EXERCISE DESCRIPTION: Within the entries below, how many lines carry the word "after"? State the number and stop.
[Opening INFORMATION section]
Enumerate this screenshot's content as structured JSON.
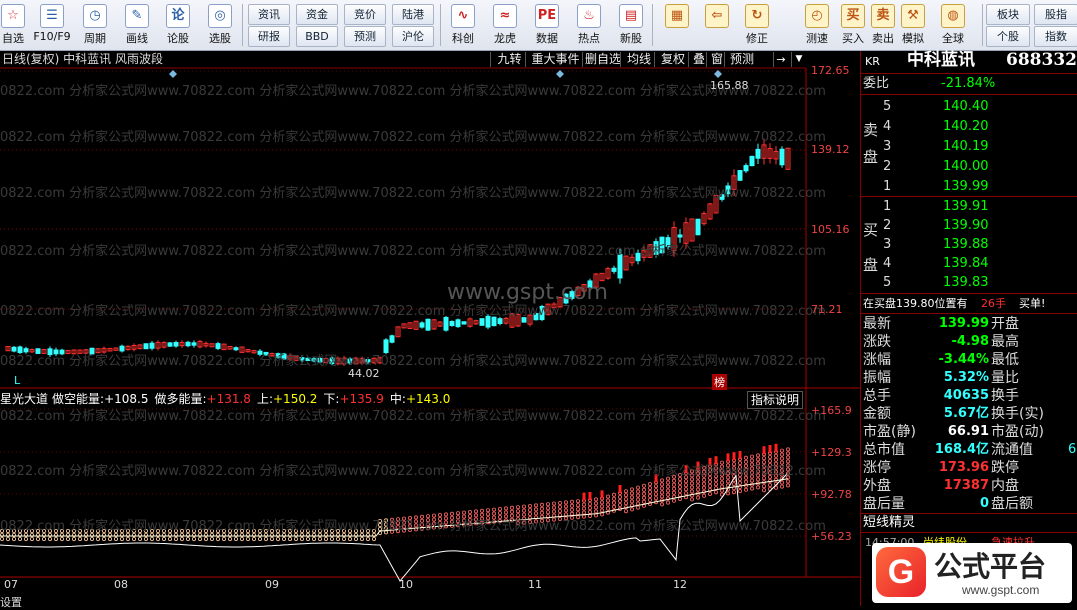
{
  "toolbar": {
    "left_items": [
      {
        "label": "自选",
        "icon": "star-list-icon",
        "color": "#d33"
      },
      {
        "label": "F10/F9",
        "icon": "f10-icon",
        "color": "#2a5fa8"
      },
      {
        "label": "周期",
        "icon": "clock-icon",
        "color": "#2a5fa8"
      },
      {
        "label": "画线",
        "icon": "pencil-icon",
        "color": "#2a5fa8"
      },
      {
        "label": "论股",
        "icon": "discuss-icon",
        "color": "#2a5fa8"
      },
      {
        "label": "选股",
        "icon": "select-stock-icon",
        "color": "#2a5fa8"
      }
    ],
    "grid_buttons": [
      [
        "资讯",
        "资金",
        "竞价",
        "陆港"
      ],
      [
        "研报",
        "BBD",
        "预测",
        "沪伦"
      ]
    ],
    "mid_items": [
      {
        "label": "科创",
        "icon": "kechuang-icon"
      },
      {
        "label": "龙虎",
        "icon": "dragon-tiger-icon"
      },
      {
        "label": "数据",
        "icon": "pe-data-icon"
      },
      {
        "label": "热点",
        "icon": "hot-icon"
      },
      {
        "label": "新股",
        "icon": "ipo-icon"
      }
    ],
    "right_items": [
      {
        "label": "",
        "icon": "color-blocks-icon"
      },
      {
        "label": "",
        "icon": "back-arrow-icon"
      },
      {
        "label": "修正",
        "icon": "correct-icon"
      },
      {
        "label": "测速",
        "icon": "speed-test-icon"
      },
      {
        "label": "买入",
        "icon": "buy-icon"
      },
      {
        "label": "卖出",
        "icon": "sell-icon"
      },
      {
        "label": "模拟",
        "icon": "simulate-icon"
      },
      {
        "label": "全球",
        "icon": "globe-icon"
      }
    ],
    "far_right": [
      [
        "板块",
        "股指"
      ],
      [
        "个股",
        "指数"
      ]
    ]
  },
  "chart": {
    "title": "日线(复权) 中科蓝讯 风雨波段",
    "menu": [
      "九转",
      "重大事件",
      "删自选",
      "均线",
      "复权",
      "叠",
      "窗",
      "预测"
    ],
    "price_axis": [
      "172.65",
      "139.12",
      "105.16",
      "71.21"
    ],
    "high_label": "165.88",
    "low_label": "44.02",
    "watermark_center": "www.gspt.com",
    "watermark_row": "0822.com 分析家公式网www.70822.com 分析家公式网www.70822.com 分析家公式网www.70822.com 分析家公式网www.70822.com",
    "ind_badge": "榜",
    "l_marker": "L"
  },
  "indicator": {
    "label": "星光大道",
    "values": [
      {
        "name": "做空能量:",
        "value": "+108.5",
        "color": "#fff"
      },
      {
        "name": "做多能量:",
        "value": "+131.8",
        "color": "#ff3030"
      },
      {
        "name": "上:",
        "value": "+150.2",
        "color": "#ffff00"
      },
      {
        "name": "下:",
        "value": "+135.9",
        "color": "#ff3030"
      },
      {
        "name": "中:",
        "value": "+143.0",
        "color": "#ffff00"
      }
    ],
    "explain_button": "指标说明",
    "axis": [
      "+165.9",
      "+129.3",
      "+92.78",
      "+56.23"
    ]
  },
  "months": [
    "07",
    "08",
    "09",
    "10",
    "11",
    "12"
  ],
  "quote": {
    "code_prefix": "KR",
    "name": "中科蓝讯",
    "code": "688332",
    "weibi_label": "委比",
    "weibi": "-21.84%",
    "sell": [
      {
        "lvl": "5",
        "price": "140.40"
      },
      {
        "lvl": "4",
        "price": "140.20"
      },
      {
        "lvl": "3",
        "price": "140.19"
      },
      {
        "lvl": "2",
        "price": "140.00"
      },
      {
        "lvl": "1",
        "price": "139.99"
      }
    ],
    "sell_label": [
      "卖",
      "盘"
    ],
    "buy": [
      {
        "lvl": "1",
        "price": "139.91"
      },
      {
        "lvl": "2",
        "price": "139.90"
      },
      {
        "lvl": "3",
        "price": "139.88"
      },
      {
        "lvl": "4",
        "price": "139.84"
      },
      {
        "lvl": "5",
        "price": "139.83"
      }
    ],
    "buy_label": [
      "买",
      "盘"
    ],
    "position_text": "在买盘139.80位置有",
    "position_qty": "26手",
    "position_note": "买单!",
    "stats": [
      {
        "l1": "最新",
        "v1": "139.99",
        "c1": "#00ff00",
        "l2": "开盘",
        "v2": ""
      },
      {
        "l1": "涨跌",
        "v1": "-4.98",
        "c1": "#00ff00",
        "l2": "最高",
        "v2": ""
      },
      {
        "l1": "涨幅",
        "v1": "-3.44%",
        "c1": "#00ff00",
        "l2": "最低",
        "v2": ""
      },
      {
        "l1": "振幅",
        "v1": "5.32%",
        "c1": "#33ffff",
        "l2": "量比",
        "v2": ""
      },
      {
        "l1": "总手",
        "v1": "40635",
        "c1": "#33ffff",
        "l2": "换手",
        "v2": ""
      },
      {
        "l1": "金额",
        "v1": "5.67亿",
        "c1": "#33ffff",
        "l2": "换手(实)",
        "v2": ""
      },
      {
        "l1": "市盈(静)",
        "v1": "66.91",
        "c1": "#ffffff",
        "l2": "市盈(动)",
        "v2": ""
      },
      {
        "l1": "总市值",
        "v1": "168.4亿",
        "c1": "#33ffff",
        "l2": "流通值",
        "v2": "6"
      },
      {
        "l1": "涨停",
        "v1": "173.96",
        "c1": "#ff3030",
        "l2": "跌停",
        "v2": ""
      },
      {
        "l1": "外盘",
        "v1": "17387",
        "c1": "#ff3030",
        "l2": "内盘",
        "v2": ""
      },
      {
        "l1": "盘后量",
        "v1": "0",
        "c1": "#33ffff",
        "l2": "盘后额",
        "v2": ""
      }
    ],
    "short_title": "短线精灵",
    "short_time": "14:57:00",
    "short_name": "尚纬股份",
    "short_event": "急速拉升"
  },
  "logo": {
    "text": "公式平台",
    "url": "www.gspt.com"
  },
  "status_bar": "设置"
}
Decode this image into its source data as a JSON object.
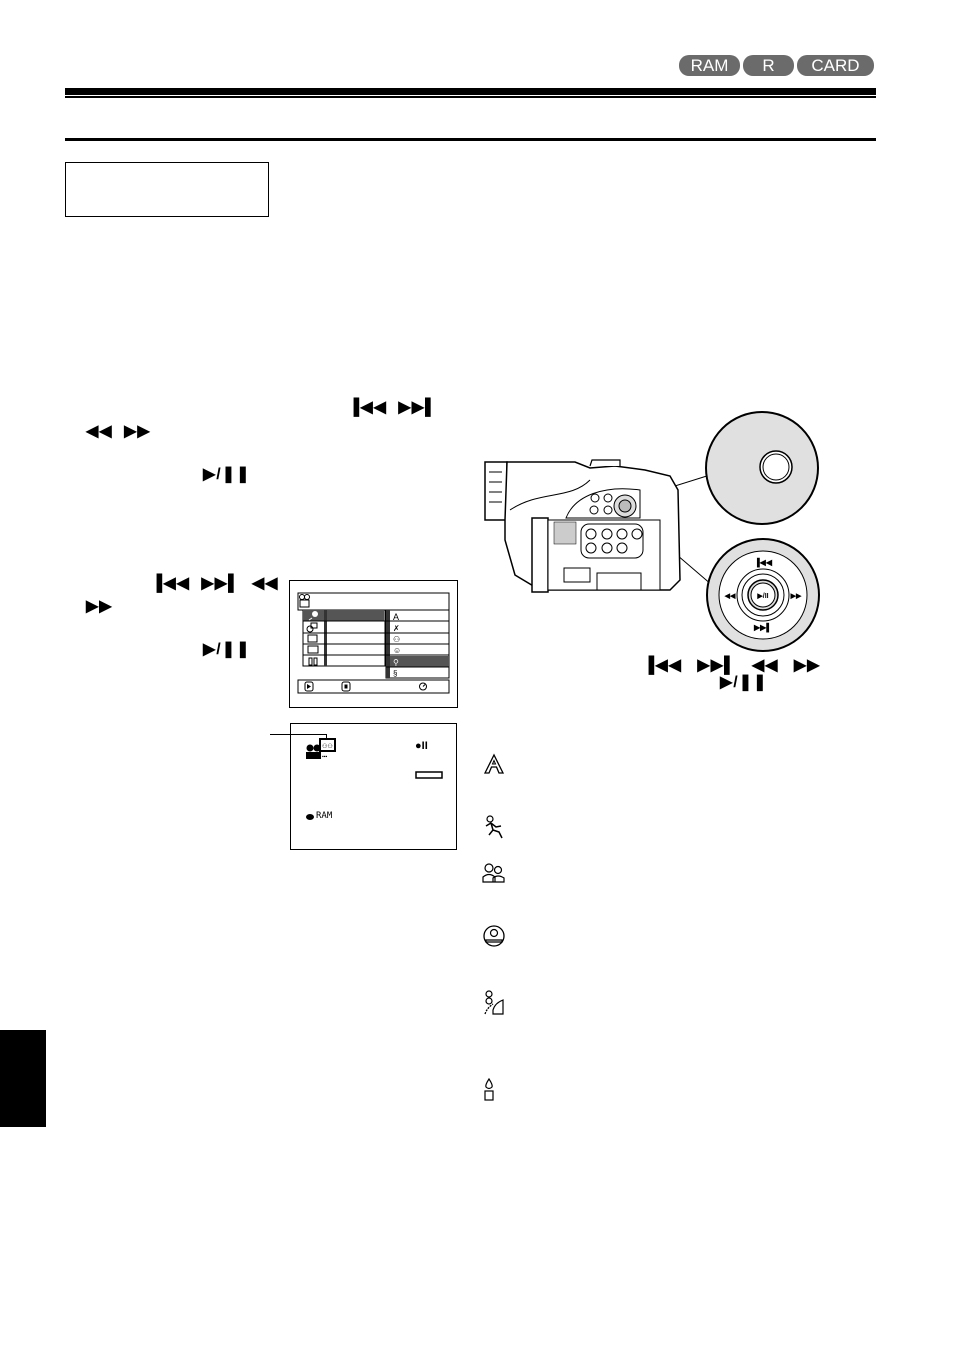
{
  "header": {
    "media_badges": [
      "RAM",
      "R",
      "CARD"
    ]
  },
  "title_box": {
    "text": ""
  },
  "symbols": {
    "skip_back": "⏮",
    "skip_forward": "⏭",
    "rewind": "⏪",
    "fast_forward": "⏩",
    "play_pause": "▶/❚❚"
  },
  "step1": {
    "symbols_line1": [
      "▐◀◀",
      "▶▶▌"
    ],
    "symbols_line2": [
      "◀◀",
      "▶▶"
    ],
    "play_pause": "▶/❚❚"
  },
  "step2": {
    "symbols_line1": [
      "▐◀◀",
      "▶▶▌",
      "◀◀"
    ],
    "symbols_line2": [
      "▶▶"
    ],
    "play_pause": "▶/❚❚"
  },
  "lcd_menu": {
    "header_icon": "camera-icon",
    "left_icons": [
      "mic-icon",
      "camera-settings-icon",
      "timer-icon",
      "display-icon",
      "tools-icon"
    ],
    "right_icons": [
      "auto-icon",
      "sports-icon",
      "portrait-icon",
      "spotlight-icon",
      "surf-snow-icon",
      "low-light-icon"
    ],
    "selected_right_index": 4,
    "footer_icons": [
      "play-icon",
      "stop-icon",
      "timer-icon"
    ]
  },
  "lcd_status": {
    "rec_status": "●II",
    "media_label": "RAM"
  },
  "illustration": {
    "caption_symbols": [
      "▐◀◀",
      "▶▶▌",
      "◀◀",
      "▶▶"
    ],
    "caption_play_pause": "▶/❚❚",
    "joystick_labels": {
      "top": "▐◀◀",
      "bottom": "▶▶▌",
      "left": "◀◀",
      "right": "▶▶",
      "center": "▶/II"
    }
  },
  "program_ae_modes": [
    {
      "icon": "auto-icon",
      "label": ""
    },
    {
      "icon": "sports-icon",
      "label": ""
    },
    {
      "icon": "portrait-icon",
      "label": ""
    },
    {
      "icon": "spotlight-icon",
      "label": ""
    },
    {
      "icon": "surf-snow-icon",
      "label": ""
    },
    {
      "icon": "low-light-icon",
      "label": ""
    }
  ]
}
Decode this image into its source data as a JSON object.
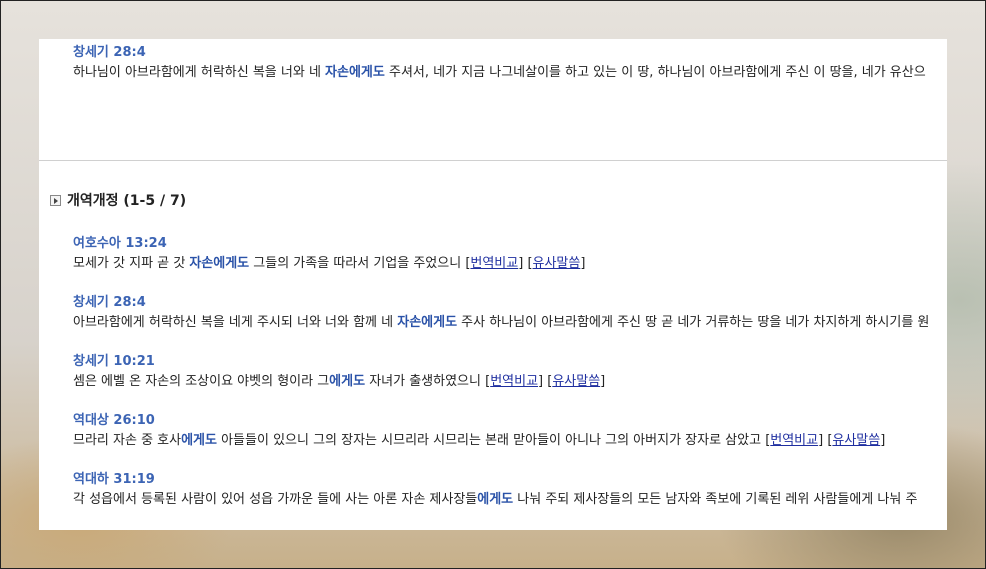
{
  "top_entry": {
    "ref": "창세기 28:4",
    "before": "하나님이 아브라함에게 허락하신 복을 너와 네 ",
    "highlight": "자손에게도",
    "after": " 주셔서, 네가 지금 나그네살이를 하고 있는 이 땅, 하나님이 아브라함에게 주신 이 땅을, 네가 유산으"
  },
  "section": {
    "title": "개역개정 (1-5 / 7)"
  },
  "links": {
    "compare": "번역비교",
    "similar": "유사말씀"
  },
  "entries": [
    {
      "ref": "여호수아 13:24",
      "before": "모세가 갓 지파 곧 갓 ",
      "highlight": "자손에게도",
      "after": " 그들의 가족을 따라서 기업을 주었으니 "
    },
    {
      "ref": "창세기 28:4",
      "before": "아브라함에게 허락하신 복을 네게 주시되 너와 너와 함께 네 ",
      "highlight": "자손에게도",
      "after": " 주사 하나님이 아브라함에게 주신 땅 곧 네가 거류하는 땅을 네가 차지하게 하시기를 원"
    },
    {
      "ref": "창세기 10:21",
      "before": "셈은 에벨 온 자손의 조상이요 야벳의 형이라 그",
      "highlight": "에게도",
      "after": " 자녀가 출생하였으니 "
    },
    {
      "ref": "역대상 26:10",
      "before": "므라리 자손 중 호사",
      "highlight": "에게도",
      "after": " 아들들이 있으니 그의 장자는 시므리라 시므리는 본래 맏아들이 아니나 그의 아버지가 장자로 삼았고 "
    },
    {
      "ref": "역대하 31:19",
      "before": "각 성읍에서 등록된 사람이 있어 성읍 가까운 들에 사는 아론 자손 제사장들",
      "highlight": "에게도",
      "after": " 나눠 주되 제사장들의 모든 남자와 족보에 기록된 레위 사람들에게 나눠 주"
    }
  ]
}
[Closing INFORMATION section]
SOLUTION: 6